      or call the fire marshal http://www.burienfire.org/fire-marshal.html

      Fire Marshal Ray Pettigrew
      (206) 209-4119 ext. 119

      Fire Inspector John Zilke
      (206) 209-4106 ext. 106

      Rate: Thumb up 8 Thumb down 2

  13. Gk says:
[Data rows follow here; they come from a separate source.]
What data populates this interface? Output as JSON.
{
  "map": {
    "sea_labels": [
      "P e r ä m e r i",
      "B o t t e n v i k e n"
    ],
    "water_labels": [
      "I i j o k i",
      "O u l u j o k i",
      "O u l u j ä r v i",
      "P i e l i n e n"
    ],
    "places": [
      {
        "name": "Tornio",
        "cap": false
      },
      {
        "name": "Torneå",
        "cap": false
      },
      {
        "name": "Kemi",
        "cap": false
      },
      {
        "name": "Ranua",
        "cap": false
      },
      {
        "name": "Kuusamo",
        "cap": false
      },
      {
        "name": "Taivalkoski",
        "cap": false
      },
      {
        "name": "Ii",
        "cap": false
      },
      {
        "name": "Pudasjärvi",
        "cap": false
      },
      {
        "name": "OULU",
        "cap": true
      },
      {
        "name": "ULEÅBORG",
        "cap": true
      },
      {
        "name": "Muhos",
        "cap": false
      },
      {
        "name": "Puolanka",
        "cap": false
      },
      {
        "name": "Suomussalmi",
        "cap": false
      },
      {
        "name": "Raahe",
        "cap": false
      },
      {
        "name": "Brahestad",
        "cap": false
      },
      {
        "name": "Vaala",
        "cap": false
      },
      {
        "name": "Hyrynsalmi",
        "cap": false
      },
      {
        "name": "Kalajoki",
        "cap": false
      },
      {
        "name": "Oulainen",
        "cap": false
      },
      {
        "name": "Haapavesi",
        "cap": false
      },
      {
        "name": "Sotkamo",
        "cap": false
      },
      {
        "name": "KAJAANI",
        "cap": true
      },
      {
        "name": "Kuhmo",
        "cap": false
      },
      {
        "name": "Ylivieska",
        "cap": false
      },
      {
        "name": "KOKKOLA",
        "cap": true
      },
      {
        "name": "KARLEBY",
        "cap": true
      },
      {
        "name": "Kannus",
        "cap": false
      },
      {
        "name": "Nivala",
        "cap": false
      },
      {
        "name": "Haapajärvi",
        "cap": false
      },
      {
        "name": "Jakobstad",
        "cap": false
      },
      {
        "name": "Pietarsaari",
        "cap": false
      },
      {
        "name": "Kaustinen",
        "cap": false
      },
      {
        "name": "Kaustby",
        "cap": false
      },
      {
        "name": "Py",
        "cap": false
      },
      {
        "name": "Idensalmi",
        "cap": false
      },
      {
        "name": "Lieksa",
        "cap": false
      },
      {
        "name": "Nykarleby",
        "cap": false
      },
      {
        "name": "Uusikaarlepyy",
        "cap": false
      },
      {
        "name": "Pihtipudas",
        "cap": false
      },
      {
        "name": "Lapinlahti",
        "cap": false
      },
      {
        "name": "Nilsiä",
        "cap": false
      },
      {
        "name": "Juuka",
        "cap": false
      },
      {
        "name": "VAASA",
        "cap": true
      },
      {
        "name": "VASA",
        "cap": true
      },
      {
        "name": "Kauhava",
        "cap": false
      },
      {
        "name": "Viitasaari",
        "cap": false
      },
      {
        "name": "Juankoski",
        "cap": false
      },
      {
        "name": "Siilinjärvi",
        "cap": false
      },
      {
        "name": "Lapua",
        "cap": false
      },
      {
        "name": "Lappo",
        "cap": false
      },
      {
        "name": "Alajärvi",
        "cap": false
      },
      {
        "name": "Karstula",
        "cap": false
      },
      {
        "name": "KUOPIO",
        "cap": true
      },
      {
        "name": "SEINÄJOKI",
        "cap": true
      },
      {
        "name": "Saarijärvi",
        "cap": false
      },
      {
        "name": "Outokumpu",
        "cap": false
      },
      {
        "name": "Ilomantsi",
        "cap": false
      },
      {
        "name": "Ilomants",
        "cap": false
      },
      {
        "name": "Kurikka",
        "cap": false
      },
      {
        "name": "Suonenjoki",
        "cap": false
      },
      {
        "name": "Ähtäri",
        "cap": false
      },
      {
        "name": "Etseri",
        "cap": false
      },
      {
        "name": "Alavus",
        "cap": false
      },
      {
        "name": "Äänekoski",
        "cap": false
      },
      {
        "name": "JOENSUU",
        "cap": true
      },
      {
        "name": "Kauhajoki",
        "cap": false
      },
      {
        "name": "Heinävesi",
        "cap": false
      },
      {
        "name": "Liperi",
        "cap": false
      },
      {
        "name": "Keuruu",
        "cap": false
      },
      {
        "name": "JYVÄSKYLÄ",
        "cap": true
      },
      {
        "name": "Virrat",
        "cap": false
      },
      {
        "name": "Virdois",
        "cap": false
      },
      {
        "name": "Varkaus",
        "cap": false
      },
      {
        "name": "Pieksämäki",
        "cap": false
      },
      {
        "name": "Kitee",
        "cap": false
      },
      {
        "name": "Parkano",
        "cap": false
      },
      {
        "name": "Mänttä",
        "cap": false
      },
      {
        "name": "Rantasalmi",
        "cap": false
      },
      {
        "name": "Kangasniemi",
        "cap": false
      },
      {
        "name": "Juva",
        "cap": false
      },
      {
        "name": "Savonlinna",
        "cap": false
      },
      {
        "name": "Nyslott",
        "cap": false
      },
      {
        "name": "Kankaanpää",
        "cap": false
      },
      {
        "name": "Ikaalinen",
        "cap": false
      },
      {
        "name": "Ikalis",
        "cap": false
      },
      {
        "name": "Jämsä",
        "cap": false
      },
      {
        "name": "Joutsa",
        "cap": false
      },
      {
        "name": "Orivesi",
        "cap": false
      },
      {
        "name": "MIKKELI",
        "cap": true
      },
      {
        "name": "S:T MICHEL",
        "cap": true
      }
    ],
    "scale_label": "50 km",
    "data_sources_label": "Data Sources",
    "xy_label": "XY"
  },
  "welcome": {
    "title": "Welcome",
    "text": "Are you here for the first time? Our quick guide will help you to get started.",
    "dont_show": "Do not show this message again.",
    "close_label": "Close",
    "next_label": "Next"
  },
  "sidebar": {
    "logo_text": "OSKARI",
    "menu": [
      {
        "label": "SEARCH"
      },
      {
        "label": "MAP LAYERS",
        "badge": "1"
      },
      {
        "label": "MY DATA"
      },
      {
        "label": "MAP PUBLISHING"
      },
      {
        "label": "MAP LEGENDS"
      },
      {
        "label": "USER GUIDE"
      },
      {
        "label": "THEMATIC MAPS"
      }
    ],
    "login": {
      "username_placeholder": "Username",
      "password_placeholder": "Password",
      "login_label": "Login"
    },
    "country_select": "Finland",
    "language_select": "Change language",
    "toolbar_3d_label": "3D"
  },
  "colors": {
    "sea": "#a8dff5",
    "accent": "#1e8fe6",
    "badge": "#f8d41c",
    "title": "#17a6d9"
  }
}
    While there is always going to be people that use fireworks irresponsibly, I don’t see why that makes a blanket ban necessary. If you face the facts, fewer people get hurt by fireworks than golf. GOLF. Yes, they are “unnecessary” (as is golf), but let’s get real here. Many are irresponsible with alcohol (which is available 365 days a year to 2am) for instance, but we don’t ban that because it is generally believed that individuals should be allowed to make their own choices. Abuse your freedom, and you will be labeled a deviant by the law. It is my belief that fireworks should be the same. There will always be jerks that mess with people, but that isn’t exclusive to fireworks. Just because they scare you doesn’t mean they are as dangerous as you think. Firework related fires are actually far less common than other sources. Legal fireworks (at the state level) don’t include m80’s, and they haven’t since the early 60’s. Most (if not all) retail items are incapable of removing digits, but can cause burns obviously. Most of the people enjoying fireworks aren’t doing so to annoy you. They just want to have a little seasonal fun. While I agree that some items are probably too large for a neighborhood, I don’t think that hating fireworks is a requirement for adulthood. I personally go elsewhere to enjoy mine. But really, I think the nastiness is totally unnecessary. Firework lovers aren’t by default devious individuals looking to ruin your day and scare your pets (luckily my dog isn’t bothered.) I have responsibly used fireworks every year, and have yet to sustain an injury or destroy property.

    Rate: Thumb up 3 Thumb down 1